If you came to this book thinking you were “one of the good white people” or an ally to BIPOC, how do you feel about that now?
I definitely thought that I was a good ally. I have an adopted Latina sister, and I have seen her experience microaggressions and overt racism. I have always tried to call out these actions. I guess I thought that by being exposed to more racism in our family through Melissa, as opposed to lots of my white friends and family who barely see racism in action, that I was somehow more equipped to be an ally. After finishing this book, I feel horrible for having once believed that. I see now that I was minimizing the experiences of all BIPOC into what I have seen Melissa go through. I also look back at some of my actions, even in recent months, and view them as optical allyship. Finally, this book has shown me that I have let too many comments and situations “slide” with friends and family. I have made too many excuses. I need to call people out, no matter if it rocks the boat, no matter where my family member is from or how old they are.
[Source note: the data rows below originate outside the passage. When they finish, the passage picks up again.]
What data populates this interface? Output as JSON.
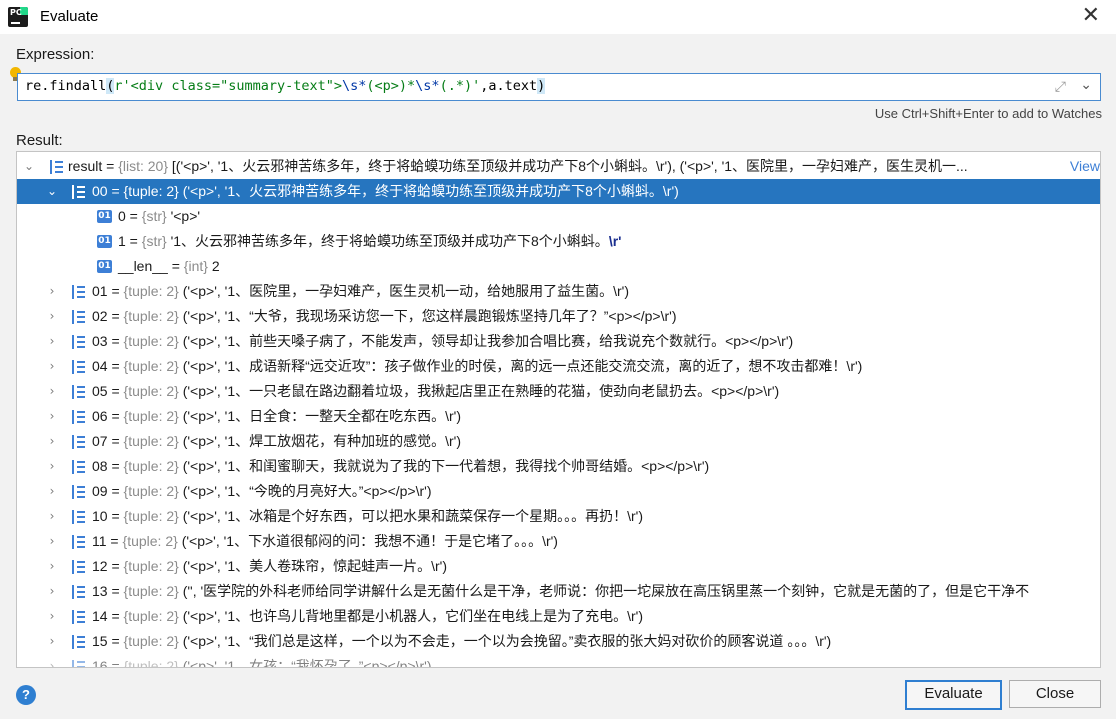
{
  "window": {
    "title": "Evaluate",
    "app_icon_text": "PC"
  },
  "expression": {
    "label": "Expression:",
    "parts": {
      "fn": "re.findall",
      "open": "(",
      "pattern": "r'<div class=\"summary-text\">",
      "esc1": "\\s*",
      "group1": "(<p>)*",
      "esc2": "\\s*",
      "group2": "(.*)",
      "quote_close": "'",
      "arg2": ",a.text",
      "close": ")"
    },
    "hint": "Use Ctrl+Shift+Enter to add to Watches"
  },
  "result": {
    "label": "Result:",
    "root": {
      "name": "result",
      "type": "{list: 20}",
      "value": "[('<p>', '1、火云邪神苦练多年，终于将蛤蟆功练至顶级并成功产下8个小蝌蚪。\\r'), ('<p>', '1、医院里，一孕妇难产，医生灵机一...",
      "view_link": "View"
    },
    "selected": {
      "name": "00",
      "type": "{tuple: 2}",
      "value": "('<p>', '1、火云邪神苦练多年，终于将蛤蟆功练至顶级并成功产下8个小蝌蚪。\\r')"
    },
    "children": [
      {
        "name": "0",
        "type": "{str}",
        "value": "'<p>'",
        "esc": ""
      },
      {
        "name": "1",
        "type": "{str}",
        "value": "'1、火云邪神苦练多年，终于将蛤蟆功练至顶级并成功产下8个小蝌蚪。",
        "esc": "\\r'"
      },
      {
        "name": "__len__",
        "type": "{int}",
        "value": "2",
        "esc": ""
      }
    ],
    "items": [
      {
        "name": "01",
        "type": "{tuple: 2}",
        "value": "('<p>', '1、医院里，一孕妇难产，医生灵机一动，给她服用了益生菌。\\r')"
      },
      {
        "name": "02",
        "type": "{tuple: 2}",
        "value": "('<p>', '1、“大爷，我现场采访您一下，您这样晨跑锻炼坚持几年了？”<p></p>\\r')"
      },
      {
        "name": "03",
        "type": "{tuple: 2}",
        "value": "('<p>', '1、前些天嗓子病了，不能发声，领导却让我参加合唱比赛，给我说充个数就行。<p></p>\\r')"
      },
      {
        "name": "04",
        "type": "{tuple: 2}",
        "value": "('<p>', '1、成语新释“远交近攻”：孩子做作业的时侯，离的远一点还能交流交流，离的近了，想不攻击都难！\\r')"
      },
      {
        "name": "05",
        "type": "{tuple: 2}",
        "value": "('<p>', '1、一只老鼠在路边翻着垃圾，我揪起店里正在熟睡的花猫，使劲向老鼠扔去。<p></p>\\r')"
      },
      {
        "name": "06",
        "type": "{tuple: 2}",
        "value": "('<p>', '1、日全食：一整天全都在吃东西。\\r')"
      },
      {
        "name": "07",
        "type": "{tuple: 2}",
        "value": "('<p>', '1、焊工放烟花，有种加班的感觉。\\r')"
      },
      {
        "name": "08",
        "type": "{tuple: 2}",
        "value": "('<p>', '1、和闺蜜聊天，我就说为了我的下一代着想，我得找个帅哥结婚。<p></p>\\r')"
      },
      {
        "name": "09",
        "type": "{tuple: 2}",
        "value": "('<p>', '1、“今晚的月亮好大。”<p></p>\\r')"
      },
      {
        "name": "10",
        "type": "{tuple: 2}",
        "value": "('<p>', '1、冰箱是个好东西，可以把水果和蔬菜保存一个星期。。。再扔！\\r')"
      },
      {
        "name": "11",
        "type": "{tuple: 2}",
        "value": "('<p>', '1、下水道很郁闷的问：我想不通！于是它堵了。。。\\r')"
      },
      {
        "name": "12",
        "type": "{tuple: 2}",
        "value": "('<p>', '1、美人卷珠帘，惊起蛙声一片。\\r')"
      },
      {
        "name": "13",
        "type": "{tuple: 2}",
        "value": "('', '医学院的外科老师给同学讲解什么是无菌什么是干净，老师说：你把一坨屎放在高压锅里蒸一个刻钟，它就是无菌的了，但是它干净不"
      },
      {
        "name": "14",
        "type": "{tuple: 2}",
        "value": "('<p>', '1、也许鸟儿背地里都是小机器人，它们坐在电线上是为了充电。\\r')"
      },
      {
        "name": "15",
        "type": "{tuple: 2}",
        "value": "('<p>', '1、“我们总是这样，一个以为不会走，一个以为会挽留。”卖衣服的张大妈对砍价的顾客说道 。。。\\r')"
      },
      {
        "name": "16",
        "type": "{tuple: 2}",
        "value": "('<p>', '1、女孩：“我怀孕了。”<p></p>\\r')"
      }
    ]
  },
  "buttons": {
    "help": "?",
    "evaluate": "Evaluate",
    "close": "Close"
  },
  "colors": {
    "selection": "#2675bf",
    "accent": "#2f7fd1",
    "string": "#067d17",
    "escape": "#0037a6"
  }
}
As a white person, it’s my job to help other white people see their privilege – the burden should not be placed on BIPOC after they have been hurt by it.
Me and White Supremacy called me in. It is my hope to use this platform to encourage you to pick up this book, do the work, and implement it into your life.
After working through the 28 days of journaling, I feel like my eyes have been opened, and as Saad wrote, I cannot unsee the things I now see: the ways in which white supremacy is upheld, and how every day for the duration of my life, I am called to help dismantle it in my own head, in the conversations I have, in the interactions I see, in the economy, and in our local and federal government.
I’d encourage you to purchase Me and White Supremacy through a Black-owned bookshop. I have linked to some located in my biggest audience cities below so you can also shop local.